EXERCISE PROMPT -
Go through the data that follows and restate each line exactly as it reads.

MATERIAL SHOWN -
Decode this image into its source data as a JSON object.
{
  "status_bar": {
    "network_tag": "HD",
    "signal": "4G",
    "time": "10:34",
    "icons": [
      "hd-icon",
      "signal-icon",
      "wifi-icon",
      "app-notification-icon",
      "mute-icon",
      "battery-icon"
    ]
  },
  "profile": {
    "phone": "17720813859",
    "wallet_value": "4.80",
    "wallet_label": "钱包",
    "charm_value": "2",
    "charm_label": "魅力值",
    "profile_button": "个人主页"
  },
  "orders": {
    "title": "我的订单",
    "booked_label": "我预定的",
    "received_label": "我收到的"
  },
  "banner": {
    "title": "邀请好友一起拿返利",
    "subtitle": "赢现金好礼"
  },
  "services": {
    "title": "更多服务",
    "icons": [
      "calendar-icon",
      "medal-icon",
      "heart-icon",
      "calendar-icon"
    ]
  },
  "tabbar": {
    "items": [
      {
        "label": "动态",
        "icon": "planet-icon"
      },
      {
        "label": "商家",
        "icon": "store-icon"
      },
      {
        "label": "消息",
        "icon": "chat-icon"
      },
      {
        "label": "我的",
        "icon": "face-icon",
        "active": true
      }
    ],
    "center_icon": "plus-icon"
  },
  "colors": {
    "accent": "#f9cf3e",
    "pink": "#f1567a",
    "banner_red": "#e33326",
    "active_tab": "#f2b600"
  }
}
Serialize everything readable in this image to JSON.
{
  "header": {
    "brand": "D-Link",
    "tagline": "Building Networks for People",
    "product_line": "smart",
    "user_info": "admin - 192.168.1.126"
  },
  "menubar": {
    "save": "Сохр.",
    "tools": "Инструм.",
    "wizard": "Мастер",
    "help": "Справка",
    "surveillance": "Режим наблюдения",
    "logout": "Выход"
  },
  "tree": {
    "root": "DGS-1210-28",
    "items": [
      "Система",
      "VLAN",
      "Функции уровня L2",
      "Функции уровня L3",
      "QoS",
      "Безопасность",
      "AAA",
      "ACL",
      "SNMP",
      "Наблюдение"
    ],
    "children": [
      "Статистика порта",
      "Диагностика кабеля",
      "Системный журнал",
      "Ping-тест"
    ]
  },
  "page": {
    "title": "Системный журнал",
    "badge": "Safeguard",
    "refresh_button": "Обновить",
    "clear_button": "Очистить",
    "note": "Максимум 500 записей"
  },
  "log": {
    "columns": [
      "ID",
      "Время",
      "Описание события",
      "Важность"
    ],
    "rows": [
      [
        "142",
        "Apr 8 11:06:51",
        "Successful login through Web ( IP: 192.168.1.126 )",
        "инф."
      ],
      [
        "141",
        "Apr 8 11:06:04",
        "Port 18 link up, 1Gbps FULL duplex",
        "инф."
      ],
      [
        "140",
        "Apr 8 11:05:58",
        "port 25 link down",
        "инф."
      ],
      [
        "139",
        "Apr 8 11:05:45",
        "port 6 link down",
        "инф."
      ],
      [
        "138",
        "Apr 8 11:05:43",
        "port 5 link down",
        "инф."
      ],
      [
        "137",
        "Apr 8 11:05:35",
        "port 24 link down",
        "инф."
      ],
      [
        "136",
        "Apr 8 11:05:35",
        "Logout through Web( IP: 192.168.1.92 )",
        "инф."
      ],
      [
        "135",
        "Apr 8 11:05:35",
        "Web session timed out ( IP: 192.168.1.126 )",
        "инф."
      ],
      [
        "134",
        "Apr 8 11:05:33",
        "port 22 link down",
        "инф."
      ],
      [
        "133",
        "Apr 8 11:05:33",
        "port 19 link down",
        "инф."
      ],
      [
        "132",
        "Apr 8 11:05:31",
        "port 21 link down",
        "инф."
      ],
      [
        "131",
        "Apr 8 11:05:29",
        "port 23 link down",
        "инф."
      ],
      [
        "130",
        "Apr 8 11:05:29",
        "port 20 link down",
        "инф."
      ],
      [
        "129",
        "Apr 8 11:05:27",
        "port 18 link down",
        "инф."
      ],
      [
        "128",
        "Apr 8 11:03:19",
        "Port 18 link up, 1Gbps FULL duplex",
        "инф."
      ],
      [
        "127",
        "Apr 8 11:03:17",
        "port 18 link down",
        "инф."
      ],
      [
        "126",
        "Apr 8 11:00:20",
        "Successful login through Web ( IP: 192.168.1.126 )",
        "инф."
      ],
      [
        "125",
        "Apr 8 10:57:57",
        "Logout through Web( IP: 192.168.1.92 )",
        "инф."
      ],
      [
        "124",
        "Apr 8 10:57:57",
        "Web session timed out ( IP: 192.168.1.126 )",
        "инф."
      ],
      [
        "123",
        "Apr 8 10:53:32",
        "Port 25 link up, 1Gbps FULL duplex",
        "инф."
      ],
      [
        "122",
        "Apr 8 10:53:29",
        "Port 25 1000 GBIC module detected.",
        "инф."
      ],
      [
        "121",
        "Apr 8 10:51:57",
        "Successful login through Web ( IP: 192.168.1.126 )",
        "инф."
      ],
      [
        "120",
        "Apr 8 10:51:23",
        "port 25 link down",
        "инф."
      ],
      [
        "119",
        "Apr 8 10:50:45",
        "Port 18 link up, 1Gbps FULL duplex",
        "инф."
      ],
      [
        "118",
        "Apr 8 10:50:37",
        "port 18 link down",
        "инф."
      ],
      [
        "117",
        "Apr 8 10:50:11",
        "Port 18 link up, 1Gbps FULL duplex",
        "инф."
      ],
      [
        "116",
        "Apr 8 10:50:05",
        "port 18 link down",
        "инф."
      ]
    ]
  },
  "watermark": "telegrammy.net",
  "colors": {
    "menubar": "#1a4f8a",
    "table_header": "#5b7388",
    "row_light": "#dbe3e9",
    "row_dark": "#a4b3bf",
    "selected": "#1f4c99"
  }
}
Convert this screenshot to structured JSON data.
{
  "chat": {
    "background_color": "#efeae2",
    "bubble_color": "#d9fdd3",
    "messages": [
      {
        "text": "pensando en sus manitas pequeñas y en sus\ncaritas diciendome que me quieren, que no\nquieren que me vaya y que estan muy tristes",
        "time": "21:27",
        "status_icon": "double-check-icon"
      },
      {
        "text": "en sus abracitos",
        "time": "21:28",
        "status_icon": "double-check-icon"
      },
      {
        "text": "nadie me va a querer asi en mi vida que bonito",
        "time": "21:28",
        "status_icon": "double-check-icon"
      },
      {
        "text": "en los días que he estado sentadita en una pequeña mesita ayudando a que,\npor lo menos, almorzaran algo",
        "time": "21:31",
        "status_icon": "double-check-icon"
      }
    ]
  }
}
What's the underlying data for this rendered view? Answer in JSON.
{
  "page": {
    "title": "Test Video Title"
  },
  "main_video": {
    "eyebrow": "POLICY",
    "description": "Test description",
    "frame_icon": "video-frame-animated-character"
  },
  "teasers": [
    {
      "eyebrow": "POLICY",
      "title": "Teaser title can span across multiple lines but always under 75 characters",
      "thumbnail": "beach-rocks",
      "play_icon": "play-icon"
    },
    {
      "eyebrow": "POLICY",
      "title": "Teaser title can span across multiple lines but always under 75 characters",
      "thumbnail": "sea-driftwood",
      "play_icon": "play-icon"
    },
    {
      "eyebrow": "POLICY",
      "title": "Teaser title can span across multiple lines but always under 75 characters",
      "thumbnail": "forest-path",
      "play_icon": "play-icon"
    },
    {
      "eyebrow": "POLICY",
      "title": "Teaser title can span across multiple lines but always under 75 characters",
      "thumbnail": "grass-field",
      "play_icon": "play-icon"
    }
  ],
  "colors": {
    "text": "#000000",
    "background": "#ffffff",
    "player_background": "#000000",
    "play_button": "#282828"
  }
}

RESPONSE -
Decode this image into its source data as a JSON object.
{
  "status_bar": {
    "network_tag": "HD",
    "signal": "4G",
    "time": "10:34",
    "icons": [
      "hd-icon",
      "signal-icon",
      "wifi-icon",
      "app-notification-icon",
      "mute-icon",
      "battery-icon"
    ]
  },
  "profile": {
    "phone": "17720813859",
    "wallet_value": "4.80",
    "wallet_label": "钱包",
    "charm_value": "2",
    "charm_label": "魅力值",
    "profile_button": "个人主页"
  },
  "orders": {
    "title": "我的订单",
    "booked_label": "我预定的",
    "received_label": "我收到的"
  },
  "banner": {
    "title": "邀请好友一起拿返利",
    "subtitle": "赢现金好礼"
  },
  "services": {
    "title": "更多服务",
    "icons": [
      "calendar-icon",
      "medal-icon",
      "heart-icon",
      "calendar-icon"
    ]
  },
  "tabbar": {
    "items": [
      {
        "label": "动态",
        "icon": "planet-icon"
      },
      {
        "label": "商家",
        "icon": "store-icon"
      },
      {
        "label": "消息",
        "icon": "chat-icon"
      },
      {
        "label": "我的",
        "icon": "face-icon",
        "active": true
      }
    ],
    "center_icon": "plus-icon"
  },
  "colors": {
    "accent": "#f9cf3e",
    "pink": "#f1567a",
    "banner_red": "#e33326",
    "active_tab": "#f2b600"
  }
}
Serialize everything readable in this image to JSON.
{
  "header": {
    "brand": "D-Link",
    "tagline": "Building Networks for People",
    "product_line": "smart",
    "user_info": "admin - 192.168.1.126"
  },
  "menubar": {
    "save": "Сохр.",
    "tools": "Инструм.",
    "wizard": "Мастер",
    "help": "Справка",
    "surveillance": "Режим наблюдения",
    "logout": "Выход"
  },
  "tree": {
    "root": "DGS-1210-28",
    "items": [
      "Система",
      "VLAN",
      "Функции уровня L2",
      "Функции уровня L3",
      "QoS",
      "Безопасность",
      "AAA",
      "ACL",
      "SNMP",
      "Наблюдение"
    ],
    "children": [
      "Статистика порта",
      "Диагностика кабеля",
      "Системный журнал",
      "Ping-тест"
    ]
  },
  "page": {
    "title": "Системный журнал",
    "badge": "Safeguard",
    "refresh_button": "Обновить",
    "clear_button": "Очистить",
    "note": "Максимум 500 записей"
  },
  "log": {
    "columns": [
      "ID",
      "Время",
      "Описание события",
      "Важность"
    ],
    "rows": [
      [
        "142",
        "Apr 8 11:06:51",
        "Successful login through Web ( IP: 192.168.1.126 )",
        "инф."
      ],
      [
        "141",
        "Apr 8 11:06:04",
        "Port 18 link up, 1Gbps FULL duplex",
        "инф."
      ],
      [
        "140",
        "Apr 8 11:05:58",
        "port 25 link down",
        "инф."
      ],
      [
        "139",
        "Apr 8 11:05:45",
        "port 6 link down",
        "инф."
      ],
      [
        "138",
        "Apr 8 11:05:43",
        "port 5 link down",
        "инф."
      ],
      [
        "137",
        "Apr 8 11:05:35",
        "port 24 link down",
        "инф."
      ],
      [
        "136",
        "Apr 8 11:05:35",
        "Logout through Web( IP: 192.168.1.92 )",
        "инф."
      ],
      [
        "135",
        "Apr 8 11:05:35",
        "Web session timed out ( IP: 192.168.1.126 )",
        "инф."
      ],
      [
        "134",
        "Apr 8 11:05:33",
        "port 22 link down",
        "инф."
      ],
      [
        "133",
        "Apr 8 11:05:33",
        "port 19 link down",
        "инф."
      ],
      [
        "132",
        "Apr 8 11:05:31",
        "port 21 link down",
        "инф."
      ],
      [
        "131",
        "Apr 8 11:05:29",
        "port 23 link down",
        "инф."
      ],
      [
        "130",
        "Apr 8 11:05:29",
        "port 20 link down",
        "инф."
      ],
      [
        "129",
        "Apr 8 11:05:27",
        "port 18 link down",
        "инф."
      ],
      [
        "128",
        "Apr 8 11:03:19",
        "Port 18 link up, 1Gbps FULL duplex",
        "инф."
      ],
      [
        "127",
        "Apr 8 11:03:17",
        "port 18 link down",
        "инф."
      ],
      [
        "126",
        "Apr 8 11:00:20",
        "Successful login through Web ( IP: 192.168.1.126 )",
        "инф."
      ],
      [
        "125",
        "Apr 8 10:57:57",
        "Logout through Web( IP: 192.168.1.92 )",
        "инф."
      ],
      [
        "124",
        "Apr 8 10:57:57",
        "Web session timed out ( IP: 192.168.1.126 )",
        "инф."
      ],
      [
        "123",
        "Apr 8 10:53:32",
        "Port 25 link up, 1Gbps FULL duplex",
        "инф."
      ],
      [
        "122",
        "Apr 8 10:53:29",
        "Port 25 1000 GBIC module detected.",
        "инф."
      ],
      [
        "121",
        "Apr 8 10:51:57",
        "Successful login through Web ( IP: 192.168.1.126 )",
        "инф."
      ],
      [
        "120",
        "Apr 8 10:51:23",
        "port 25 link down",
        "инф."
      ],
      [
        "119",
        "Apr 8 10:50:45",
        "Port 18 link up, 1Gbps FULL duplex",
        "инф."
      ],
      [
        "118",
        "Apr 8 10:50:37",
        "port 18 link down",
        "инф."
      ],
      [
        "117",
        "Apr 8 10:50:11",
        "Port 18 link up, 1Gbps FULL duplex",
        "инф."
      ],
      [
        "116",
        "Apr 8 10:50:05",
        "port 18 link down",
        "инф."
      ]
    ]
  },
  "watermark": "telegrammy.net",
  "colors": {
    "menubar": "#1a4f8a",
    "table_header": "#5b7388",
    "row_light": "#dbe3e9",
    "row_dark": "#a4b3bf",
    "selected": "#1f4c99"
  }
}
Convert this screenshot to structured JSON data.
{
  "chat": {
    "background_color": "#efeae2",
    "bubble_color": "#d9fdd3",
    "messages": [
      {
        "text": "pensando en sus manitas pequeñas y en sus\ncaritas diciendome que me quieren, que no\nquieren que me vaya y que estan muy tristes",
        "time": "21:27",
        "status_icon": "double-check-icon"
      },
      {
        "text": "en sus abracitos",
        "time": "21:28",
        "status_icon": "double-check-icon"
      },
      {
        "text": "nadie me va a querer asi en mi vida que bonito",
        "time": "21:28",
        "status_icon": "double-check-icon"
      },
      {
        "text": "en los días que he estado sentadita en una pequeña mesita ayudando a que,\npor lo menos, almorzaran algo",
        "time": "21:31",
        "status_icon": "double-check-icon"
      }
    ]
  }
}
What's the underlying data for this rendered view? Answer in JSON.
{
  "page": {
    "title": "Test Video Title"
  },
  "main_video": {
    "eyebrow": "POLICY",
    "description": "Test description",
    "frame_icon": "video-frame-animated-character"
  },
  "teasers": [
    {
      "eyebrow": "POLICY",
      "title": "Teaser title can span across multiple lines but always under 75 characters",
      "thumbnail": "beach-rocks",
      "play_icon": "play-icon"
    },
    {
      "eyebrow": "POLICY",
      "title": "Teaser title can span across multiple lines but always under 75 characters",
      "thumbnail": "sea-driftwood",
      "play_icon": "play-icon"
    },
    {
      "eyebrow": "POLICY",
      "title": "Teaser title can span across multiple lines but always under 75 characters",
      "thumbnail": "forest-path",
      "play_icon": "play-icon"
    },
    {
      "eyebrow": "POLICY",
      "title": "Teaser title can span across multiple lines but always under 75 characters",
      "thumbnail": "grass-field",
      "play_icon": "play-icon"
    }
  ],
  "colors": {
    "text": "#000000",
    "background": "#ffffff",
    "player_background": "#000000",
    "play_button": "#282828"
  }
}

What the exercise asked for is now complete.